The International Air Travel Association (IATA) has since March been warning of a dire consequence for the sector if respective governments will not move in to support their national carriers through financial bailouts.
“The airline industry faces its gravest crisis. Within a matter of a few weeks, our previous worst case scenario is looking better than our latest estimates. But without immediate government relief measures, there will not be an industry left standing.
“Airlines need $200 billion in liquidity support simply to make it through. Some governments have already stepped forward, but many more need to follow suit,” said IATA’s director-general and chief executive Alexandre de Juniac.

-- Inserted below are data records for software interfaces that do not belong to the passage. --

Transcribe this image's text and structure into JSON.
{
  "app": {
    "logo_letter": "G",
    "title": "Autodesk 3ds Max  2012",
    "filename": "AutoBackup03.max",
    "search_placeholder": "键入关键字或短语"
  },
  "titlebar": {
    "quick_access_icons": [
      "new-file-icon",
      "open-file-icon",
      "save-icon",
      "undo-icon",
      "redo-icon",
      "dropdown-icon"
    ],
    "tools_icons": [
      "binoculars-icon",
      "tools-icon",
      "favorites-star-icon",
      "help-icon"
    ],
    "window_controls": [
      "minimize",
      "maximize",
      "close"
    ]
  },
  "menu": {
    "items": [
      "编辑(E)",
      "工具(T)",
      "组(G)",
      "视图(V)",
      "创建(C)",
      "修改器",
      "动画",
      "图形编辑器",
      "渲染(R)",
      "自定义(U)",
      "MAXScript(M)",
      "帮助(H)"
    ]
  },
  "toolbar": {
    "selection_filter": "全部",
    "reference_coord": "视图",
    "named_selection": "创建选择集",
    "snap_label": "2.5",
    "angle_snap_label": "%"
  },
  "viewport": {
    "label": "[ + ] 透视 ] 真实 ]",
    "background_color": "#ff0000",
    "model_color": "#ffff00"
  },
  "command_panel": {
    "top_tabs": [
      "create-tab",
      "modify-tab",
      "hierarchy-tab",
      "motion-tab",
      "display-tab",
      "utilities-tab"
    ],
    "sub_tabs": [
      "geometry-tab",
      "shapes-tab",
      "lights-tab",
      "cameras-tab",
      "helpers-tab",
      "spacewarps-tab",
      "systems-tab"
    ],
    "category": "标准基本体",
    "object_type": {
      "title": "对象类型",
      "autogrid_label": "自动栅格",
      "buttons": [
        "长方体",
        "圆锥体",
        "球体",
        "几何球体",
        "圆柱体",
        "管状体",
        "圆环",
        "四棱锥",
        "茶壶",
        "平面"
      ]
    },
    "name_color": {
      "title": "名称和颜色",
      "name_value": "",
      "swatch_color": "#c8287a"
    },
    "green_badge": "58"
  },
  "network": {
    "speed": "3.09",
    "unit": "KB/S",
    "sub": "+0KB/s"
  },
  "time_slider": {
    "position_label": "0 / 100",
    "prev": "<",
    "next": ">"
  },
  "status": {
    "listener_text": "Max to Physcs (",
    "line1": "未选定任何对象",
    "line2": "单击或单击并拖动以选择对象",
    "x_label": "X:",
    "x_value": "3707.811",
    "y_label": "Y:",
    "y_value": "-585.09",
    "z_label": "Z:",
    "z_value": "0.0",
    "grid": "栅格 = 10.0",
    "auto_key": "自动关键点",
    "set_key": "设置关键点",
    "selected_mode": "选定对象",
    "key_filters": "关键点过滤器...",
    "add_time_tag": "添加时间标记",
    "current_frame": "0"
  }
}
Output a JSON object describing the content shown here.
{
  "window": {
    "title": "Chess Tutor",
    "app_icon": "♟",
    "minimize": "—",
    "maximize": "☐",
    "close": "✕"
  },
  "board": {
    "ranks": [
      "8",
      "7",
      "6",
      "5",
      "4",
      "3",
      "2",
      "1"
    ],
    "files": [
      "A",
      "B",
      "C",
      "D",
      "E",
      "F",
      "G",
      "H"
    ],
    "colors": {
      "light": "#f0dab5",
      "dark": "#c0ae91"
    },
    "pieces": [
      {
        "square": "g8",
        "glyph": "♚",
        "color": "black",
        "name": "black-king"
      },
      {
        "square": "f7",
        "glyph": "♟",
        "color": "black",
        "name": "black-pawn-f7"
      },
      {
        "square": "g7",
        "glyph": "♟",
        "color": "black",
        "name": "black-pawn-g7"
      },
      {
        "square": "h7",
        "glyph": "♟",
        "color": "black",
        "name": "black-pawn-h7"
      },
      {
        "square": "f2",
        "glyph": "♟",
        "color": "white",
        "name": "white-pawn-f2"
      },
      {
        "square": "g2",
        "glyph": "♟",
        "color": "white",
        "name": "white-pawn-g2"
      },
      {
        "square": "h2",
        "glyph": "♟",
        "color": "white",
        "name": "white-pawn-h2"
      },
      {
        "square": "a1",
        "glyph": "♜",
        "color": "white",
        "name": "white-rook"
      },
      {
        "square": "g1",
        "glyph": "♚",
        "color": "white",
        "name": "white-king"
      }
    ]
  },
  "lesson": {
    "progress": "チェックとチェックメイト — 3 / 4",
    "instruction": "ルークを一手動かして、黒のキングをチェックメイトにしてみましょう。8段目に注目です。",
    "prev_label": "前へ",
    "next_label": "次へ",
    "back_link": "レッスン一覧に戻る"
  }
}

The National Treasury said last month that Kenya Airways #ticker:KQ was seeking over Sh7 billion in bailout in order to survive in the turbulent times.
The airline’s chairman Michael Joseph said they had requested for Sh9 billion as a bailout package and that so far KQ had received Sh5 billion in January with the balance expected to be issued in July.
“We asked the government for some support in January for maintenance of our Embraer engines to keep us flying as they were due for overall maintenance, we were loaned Sh5 billion and we are still waiting for the balance,” he said during an investor briefing.
When the pandemic eventually comes to an end, it will leave a trail of disruption on its way. Already, KQ has announced that it will be making some adjustments on its routes by either stopping, cutting on frequencies or suspending flights all together.
The carrier, which recently reported a Sh12.9 billion loss for the financial year ended December 2019, up from Sh7.7 billion in 2018, said it needs State bailout to remain afloat. The losses were attributed to increased cost of operations.
A legal framework for the nationalisation of Kenya Airways was set for discussion yesterday when Parliament resumed. The outcome could change stakes for key shareholders that include a consortium of local banks and Royal Dutch Airlines.
Under the plan, the government, which owns 48.9 percent of KQ, is expected to buy out the remaining holders of 51.1 percent of the shares and form Aviation Holding Company to run the national carrier and Kenya Airports Authority (KAA), which manages airports in the country.
Kenya Association of Air Operators (KAAO), a lobby of commercial airline operators, said they were in a deep financial hole and need a loan from the government for training of their pilots, servicing of the aircraft and purchasing of spare parts.
“We need a soft loan from the government with a friendly interest rate to jump-start our activities, without that, it might be difficult for us to get back to business once the restrictions are lifted,” said Kenya Association of Air Operators (KAAO) executive secretary Col (Rtd) Eutychus Waithaka.
KAA said it will seek government financial support in the next six months if the normal operations would not have resumed in the aviation sector.
The agency said the cash reserves that they have at the moment can only last their operations for the coming six months from now.